Quotes, Publications, and Coined Phrases

  • "The public appears disposed to be amused even when they are conscious of being deceived"
  • "Without promotion something terrible happens... nothing!"
  • "Every crowd has a silver lining"
  • "Money is a terrible master, but an excellent servant"
  • "More persons, on the whole, are humbugged by believing nothing, than by believing too much"
  • "If I shoot at the sun I may hit a star"
  • "Those who really desire to attain an independence, have only set their minds upon it, and adopt the proper means, as they do in regard to any other object they wish to accomplish, and the thing is easily done"
  • "Many a fortune has slipped through a man's fingers because he was engaged in too many occupations at a time."
  • "There is a good sense in the old caution against having too many irons in the fire at once."
  • "Politeness and civility are the best capital ever invested in business.
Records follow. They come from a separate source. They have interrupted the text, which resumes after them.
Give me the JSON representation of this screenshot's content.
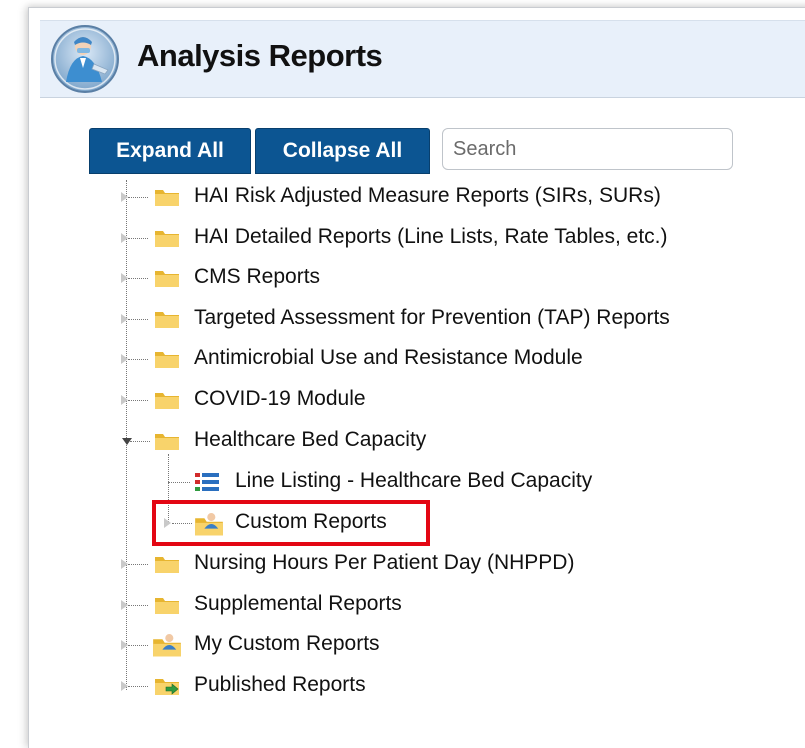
{
  "header": {
    "title": "Analysis Reports"
  },
  "toolbar": {
    "expand_label": "Expand All",
    "collapse_label": "Collapse All",
    "search_placeholder": "Search"
  },
  "tree": {
    "items": [
      {
        "label": "HAI Risk Adjusted Measure Reports (SIRs, SURs)",
        "icon": "folder-icon"
      },
      {
        "label": "HAI Detailed Reports (Line Lists, Rate Tables, etc.)",
        "icon": "folder-icon"
      },
      {
        "label": "CMS Reports",
        "icon": "folder-icon"
      },
      {
        "label": "Targeted Assessment for Prevention (TAP) Reports",
        "icon": "folder-icon"
      },
      {
        "label": "Antimicrobial Use and Resistance Module",
        "icon": "folder-icon"
      },
      {
        "label": "COVID-19 Module",
        "icon": "folder-icon"
      },
      {
        "label": "Healthcare Bed Capacity",
        "icon": "folder-icon",
        "expanded": true,
        "children": [
          {
            "label": "Line Listing - Healthcare Bed Capacity",
            "icon": "line-list-icon"
          },
          {
            "label": "Custom Reports",
            "icon": "custom-report-folder-icon",
            "highlighted": true
          }
        ]
      },
      {
        "label": "Nursing Hours Per Patient Day (NHPPD)",
        "icon": "folder-icon"
      },
      {
        "label": "Supplemental Reports",
        "icon": "folder-icon"
      },
      {
        "label": "My Custom Reports",
        "icon": "custom-report-folder-icon"
      },
      {
        "label": "Published Reports",
        "icon": "published-folder-icon"
      }
    ]
  },
  "colors": {
    "header_bg": "#e8f0fa",
    "button_bg": "#0c5592",
    "highlight_border": "#e30613",
    "folder": "#f5c54a"
  }
}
Large stores, gilt signs, flaming advertisements, will all prove unavailing if you or your employees treat your patrons abruptly."
  • "If you hesitate, some bolder hand will stretch out before you and get the prize"
  • "A man who is known to be strictly honest, may be ever so poor, bu the has the purses of all the community at his disposal, for all know that if he promises to return what he borrows, he will never disappoint them"
  • "We are all, no doubt, born for a wise purpose"
  • "Unless a man enters upon a vocation intended for him by nature, and best suited to his peculiar genius, he cannot succeed"
  • Throw your hat in the ring
  • Grandstanding
  • Jumbo
  • Get the show on the road
  • Siamese twins
  • Rain or shine
Published Works:
  • Life of P.T. Barnum, Written by Himself (1854)
  • The Humbugs of the World (1865)
  • Struggles and Triumphs (1869)

Works Cited

Saxon, A. H., Phineas T. Barnum: The Legend and the Man, 1989.

Adams, Bluford, E Pluribus Barnum: The Great Showman and the Making of U.S. Popular Culture, 1997; Kunhardt, Philip B., P. T. Barnum: America's Greatest Showman, 1995; Root, Harvey W., The Unkown Barnum, 1927; Saxon, A. H., P. T. Barnum: The Legend and the Man, 1989.

"Phineas Taylor Barnum." Gale Encyclopedia of U.S. Economic History. Gale Group, 1999.
Reproduced in Biography Resource Center. Farmington Hills, Mich.: Gale, 2008.</span>

"Phineas Taylor Barnum." Encyclopedia of World Biography, 2nd ed. 17 Vols. Gale Research, 1998.
Reproduced in Biography Resource Center. Farmington Hills, Mich.: Gale, 2008. [[|</span]]>

"Phineas Taylor Barnum."Dictionary of American Biography Base Set. American Council of Learned Societies, 1928-1936.
Reproduced in Biography Resource Center. Farmington Hills, Mich.: Gale, 2008.

"P. T. Barnum." Business Leader Profiles for Students. Vol. 1. Gale Research, 1999.
Reproduced in Biography Resource Center. Farmington Hills, Mich.: Gale, 2008. [[|